Despite what you may hear from a very vocal celebrity wing of Twitter (seriously, Jim Carrey, just stop), vaccines don’t cause autism. But the true cause of the developmental disorder has yet to be determined. Many scientists tend to think there is a strong genetic basis, but the evidence hasn’t been definitive. Some new research out of Australia, however, sheds some more light on which genes are implicated, and what role they play.
In what’s being touted as a first-of-its-kind study, neuroscientists and geneticists from the University of New South Wales in Sydney say they’ve identified a link between mutations in certain gene segments and symptoms of autism. The researchers pinpointed more than 100 chunks of DNA known as enhancers, which control gene activity in the brain.
Trying to find the right mutations that lead to disease is no easy task. More than 95 percent of the DNA in the human body doesn’t code for any proteins, so there’s no discernible role for them in causing brain disorders. Some of this junk, however, does play a role as enhancers — which are essentially able to turn the coding genes off and on. This is crucial, since certain proteins are necessary for some parts and processes of the body, but useless (and potentially dangerous) elsewhere.
In a lengthy process involving gene activity maps and testing on brain tissue, the researchers found which enhancers were more active in the brain than in other tissues. After seeing which enhancers were more active and comparing them to mutations that were already known to lead to other brain disorders — they found a positive correlation between certain mutations and autism.
These findings suggest that enhancers play a role in progression of the disorder.

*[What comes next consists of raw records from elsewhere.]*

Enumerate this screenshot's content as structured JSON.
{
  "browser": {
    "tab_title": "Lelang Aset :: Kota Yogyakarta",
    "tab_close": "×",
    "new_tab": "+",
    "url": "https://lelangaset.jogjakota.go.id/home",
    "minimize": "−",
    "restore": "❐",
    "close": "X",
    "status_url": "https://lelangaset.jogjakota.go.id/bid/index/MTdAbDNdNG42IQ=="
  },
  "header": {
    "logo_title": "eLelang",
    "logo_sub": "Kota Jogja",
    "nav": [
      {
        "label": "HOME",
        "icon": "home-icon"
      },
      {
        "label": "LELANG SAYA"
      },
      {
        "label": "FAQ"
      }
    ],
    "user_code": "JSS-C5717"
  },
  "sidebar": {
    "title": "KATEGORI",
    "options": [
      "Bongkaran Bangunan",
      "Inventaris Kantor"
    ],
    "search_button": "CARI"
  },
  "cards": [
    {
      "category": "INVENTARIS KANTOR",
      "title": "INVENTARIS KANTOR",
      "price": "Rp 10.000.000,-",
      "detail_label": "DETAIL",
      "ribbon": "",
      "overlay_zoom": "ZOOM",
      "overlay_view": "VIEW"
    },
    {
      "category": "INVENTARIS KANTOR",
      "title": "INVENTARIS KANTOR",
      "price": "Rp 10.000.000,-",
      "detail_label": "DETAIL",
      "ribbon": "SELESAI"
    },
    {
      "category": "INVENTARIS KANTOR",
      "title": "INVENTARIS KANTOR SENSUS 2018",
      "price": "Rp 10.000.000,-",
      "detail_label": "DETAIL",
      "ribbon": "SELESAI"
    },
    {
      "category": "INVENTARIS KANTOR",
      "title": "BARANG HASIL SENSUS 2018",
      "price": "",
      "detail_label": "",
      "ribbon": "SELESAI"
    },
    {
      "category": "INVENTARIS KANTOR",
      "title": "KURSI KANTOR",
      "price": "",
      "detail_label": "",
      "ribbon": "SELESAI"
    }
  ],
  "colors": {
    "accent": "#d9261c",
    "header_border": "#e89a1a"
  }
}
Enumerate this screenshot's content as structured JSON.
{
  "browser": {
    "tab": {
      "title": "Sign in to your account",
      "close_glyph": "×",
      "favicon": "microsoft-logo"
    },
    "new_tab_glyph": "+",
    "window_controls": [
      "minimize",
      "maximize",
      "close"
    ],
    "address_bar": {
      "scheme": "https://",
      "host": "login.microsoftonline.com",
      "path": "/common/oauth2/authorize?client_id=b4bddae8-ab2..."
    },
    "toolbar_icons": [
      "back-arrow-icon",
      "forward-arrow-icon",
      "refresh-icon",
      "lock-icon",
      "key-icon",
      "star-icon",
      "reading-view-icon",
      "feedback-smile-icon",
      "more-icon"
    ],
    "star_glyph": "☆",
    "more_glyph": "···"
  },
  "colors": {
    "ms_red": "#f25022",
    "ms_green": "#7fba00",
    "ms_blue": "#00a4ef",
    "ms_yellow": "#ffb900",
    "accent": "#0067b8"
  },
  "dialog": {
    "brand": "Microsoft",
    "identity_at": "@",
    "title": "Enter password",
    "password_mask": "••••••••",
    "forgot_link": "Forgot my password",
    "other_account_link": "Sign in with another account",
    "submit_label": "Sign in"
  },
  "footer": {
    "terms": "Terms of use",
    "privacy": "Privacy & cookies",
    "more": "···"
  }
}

The researchers don’t know how these enhancer mutations occur, or exactly how the effects can be reversed. But the results are yet another step in an increasingly mounting pile of data that links autism to genes — and not vaccinations or other crazy theories. It’s unclear how much Jenny McCarthy and her ilk will be persuaded, but hey — one can hope!